[Data entries]
-*-

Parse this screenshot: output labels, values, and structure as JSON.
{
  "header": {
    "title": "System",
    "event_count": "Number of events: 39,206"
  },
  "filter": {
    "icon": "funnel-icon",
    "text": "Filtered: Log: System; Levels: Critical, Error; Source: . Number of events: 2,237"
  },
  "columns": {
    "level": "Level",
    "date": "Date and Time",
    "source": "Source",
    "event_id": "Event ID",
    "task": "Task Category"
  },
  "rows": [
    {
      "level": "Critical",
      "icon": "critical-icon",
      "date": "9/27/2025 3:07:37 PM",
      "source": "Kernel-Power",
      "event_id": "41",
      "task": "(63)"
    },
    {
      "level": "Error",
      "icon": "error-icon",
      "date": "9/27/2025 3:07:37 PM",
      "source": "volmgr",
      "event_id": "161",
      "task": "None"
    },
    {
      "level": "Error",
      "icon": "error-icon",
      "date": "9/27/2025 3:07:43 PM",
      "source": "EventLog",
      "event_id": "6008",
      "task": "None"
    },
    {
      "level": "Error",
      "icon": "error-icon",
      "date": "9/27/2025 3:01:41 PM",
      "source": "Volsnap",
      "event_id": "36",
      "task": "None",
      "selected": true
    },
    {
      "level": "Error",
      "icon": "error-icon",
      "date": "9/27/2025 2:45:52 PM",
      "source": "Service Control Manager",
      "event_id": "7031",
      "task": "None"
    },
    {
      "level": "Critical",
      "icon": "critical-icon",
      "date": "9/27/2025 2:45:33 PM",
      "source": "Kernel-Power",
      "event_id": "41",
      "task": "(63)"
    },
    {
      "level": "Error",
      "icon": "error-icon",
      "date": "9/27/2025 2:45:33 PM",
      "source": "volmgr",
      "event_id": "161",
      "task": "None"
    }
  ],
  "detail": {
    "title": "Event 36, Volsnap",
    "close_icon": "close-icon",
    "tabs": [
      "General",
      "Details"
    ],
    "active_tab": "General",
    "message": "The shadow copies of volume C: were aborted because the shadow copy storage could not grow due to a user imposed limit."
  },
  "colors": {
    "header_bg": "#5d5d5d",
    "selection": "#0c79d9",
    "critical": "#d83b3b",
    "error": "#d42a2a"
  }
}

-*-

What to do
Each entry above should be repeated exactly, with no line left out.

Worked solution
Parse this screenshot: output labels, values, and structure as JSON.
{
  "header": {
    "title": "System",
    "event_count": "Number of events: 39,206"
  },
  "filter": {
    "icon": "funnel-icon",
    "text": "Filtered: Log: System; Levels: Critical, Error; Source: . Number of events: 2,237"
  },
  "columns": {
    "level": "Level",
    "date": "Date and Time",
    "source": "Source",
    "event_id": "Event ID",
    "task": "Task Category"
  },
  "rows": [
    {
      "level": "Critical",
      "icon": "critical-icon",
      "date": "9/27/2025 3:07:37 PM",
      "source": "Kernel-Power",
      "event_id": "41",
      "task": "(63)"
    },
    {
      "level": "Error",
      "icon": "error-icon",
      "date": "9/27/2025 3:07:37 PM",
      "source": "volmgr",
      "event_id": "161",
      "task": "None"
    },
    {
      "level": "Error",
      "icon": "error-icon",
      "date": "9/27/2025 3:07:43 PM",
      "source": "EventLog",
      "event_id": "6008",
      "task": "None"
    },
    {
      "level": "Error",
      "icon": "error-icon",
      "date": "9/27/2025 3:01:41 PM",
      "source": "Volsnap",
      "event_id": "36",
      "task": "None",
      "selected": true
    },
    {
      "level": "Error",
      "icon": "error-icon",
      "date": "9/27/2025 2:45:52 PM",
      "source": "Service Control Manager",
      "event_id": "7031",
      "task": "None"
    },
    {
      "level": "Critical",
      "icon": "critical-icon",
      "date": "9/27/2025 2:45:33 PM",
      "source": "Kernel-Power",
      "event_id": "41",
      "task": "(63)"
    },
    {
      "level": "Error",
      "icon": "error-icon",
      "date": "9/27/2025 2:45:33 PM",
      "source": "volmgr",
      "event_id": "161",
      "task": "None"
    }
  ],
  "detail": {
    "title": "Event 36, Volsnap",
    "close_icon": "close-icon",
    "tabs": [
      "General",
      "Details"
    ],
    "active_tab": "General",
    "message": "The shadow copies of volume C: were aborted because the shadow copy storage could not grow due to a user imposed limit."
  },
  "colors": {
    "header_bg": "#5d5d5d",
    "selection": "#0c79d9",
    "critical": "#d83b3b",
    "error": "#d42a2a"
  }
}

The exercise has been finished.